• Prompt:
Copy out each line of the entries where the word "icon" is present.

[[ Data supplied, beginning ]]

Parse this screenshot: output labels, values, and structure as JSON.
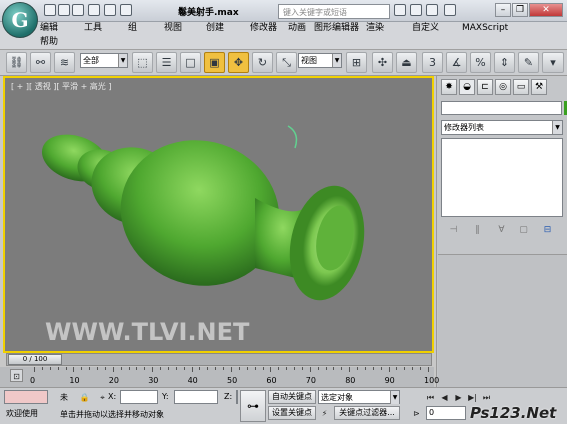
{
  "window": {
    "title": "鬈美射手.max"
  },
  "search": {
    "placeholder": "键入关键字或短语"
  },
  "menu": {
    "items": [
      "编辑(E)",
      "工具(T)",
      "组(G)",
      "视图(V)",
      "创建(C)",
      "修改器",
      "动画",
      "图形编辑器",
      "渲染(R)",
      "自定义(U)",
      "MAXScript(M)",
      "帮助(H)"
    ],
    "row1": [
      "编辑",
      "工具",
      "组",
      "视图",
      "创建",
      "修改器",
      "动画",
      "图形编辑器",
      "渲染",
      "自定义",
      "MAXScript",
      "帮助"
    ]
  },
  "toolbar": {
    "selection_filter": "全部",
    "ref_coord": "视图"
  },
  "viewport": {
    "label": "[ + ][ 透视 ][ 平滑 + 高光 ]"
  },
  "command_panel": {
    "tabs": [
      "create-icon",
      "modify-icon",
      "hierarchy-icon",
      "motion-icon",
      "display-icon",
      "utilities-icon"
    ],
    "modifier_list": "修改器列表"
  },
  "timeline": {
    "frame": "0 / 100",
    "ticks": [
      "0",
      "10",
      "20",
      "30",
      "40",
      "50",
      "60",
      "70",
      "80",
      "90",
      "100"
    ]
  },
  "status": {
    "welcome": "欢迎使用",
    "selection": "未",
    "prompt": "单击并拖动以选择并移动对象",
    "x_label": "X:",
    "y_label": "Y:",
    "z_label": "Z:",
    "autokey": "自动关键点",
    "setkey": "设置关键点",
    "select_target": "选定对象",
    "key_filters": "关键点过滤器...",
    "frame_field": "0"
  },
  "watermarks": {
    "site1": "WWW.TLVI.NET",
    "site2": "Ps123.Net"
  },
  "colors": {
    "viewport_bg": "#7c7c7c",
    "viewport_border": "#f0d000",
    "model": "#4fa830",
    "accent_active": "#f0c040"
  }
}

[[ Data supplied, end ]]

• Output:
      "create-icon",
      "modify-icon",
      "hierarchy-icon",
      "motion-icon",
      "display-icon",
      "utilities-icon"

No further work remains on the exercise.